Taiwan’s Executive Yuan has introduced a series of amendments to existing laws to curb the spread of disinformation from across the Taiwan Strait.
Among them, a draft addendum to the Radio and Television Act stipulates that operators of news outlets and radio and television stations are responsible for producing evidence to corroborate their claims and assertions, especially when it comes to key politicians and the military.
If, after an investigation of a report by the island’s radio and TV watchdog it is found that media outlets have failed to do so, this will result in a fine of up to NT$1 million (US$32,400), according to the Central News Agency.
It is also said the island’s legislature will likely give its backing to a digital communications bill amendment tabled by the government. This will require operators of online bulletins and social networking apps to remove false information within 24 hours of receiving formal notice from the government. Failure to do so will lead to a fine.
Yet a related draft was met with strong objections from the Asia Internet Coalition this week, with the Taiwan branches of Facebook, Google, Line and LinkedIn impugning the motives of the amendment. They say sporadic false information or untrue reports should not be dealt with in any way that may undermine the freedom of speech.
In an open letter to Taiwanese Premier William Lai and the legislature, the coalition demand that the Executive Yuan withdraw the bill for revisions.
But Lai stressed the government’s resolve to combat a “disinformation war” waged by China through technology and new legislation.
Freedom of speech formed the bedrock of Taiwan’s democracy, but if unregulated, the Internet and social media would further exacerbate the spread of disinformation, Lai said.
The island was inundated with “fake news” throughout 2018, with much of it originating from China, according to Taiwanese cybersecurity agents who trace the IP sources of dubious or fabricated allegations against Taiwanese leaders.

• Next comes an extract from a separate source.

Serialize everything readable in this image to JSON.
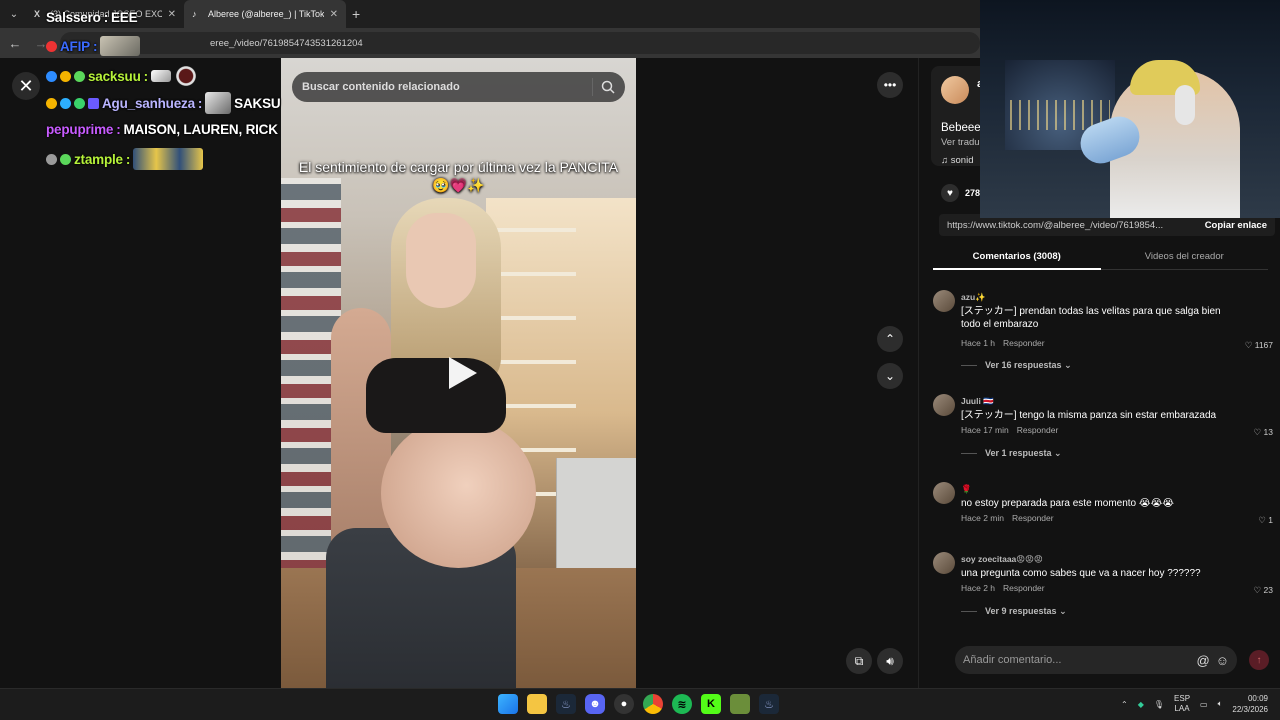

In one extreme case, unsubstantiated reports in September about Chinese diplomats in Osaka helping evacuate stranded Taiwanese tourists during the passage of Supertyphoon Jebi were blamed for the suicide of a top Taiwanese envoy posted to the Japanese city.
Meanwhile, an amendment to the Disaster Prevention and Protection Act also recommends heavier fines for those spreading false information about disasters as well as a custodial term of up to 10 years.
In addition, a proposed addendum to the Nuclear Emergency Response Act seeks to penalize those who spread disinformation about nuclear accidents.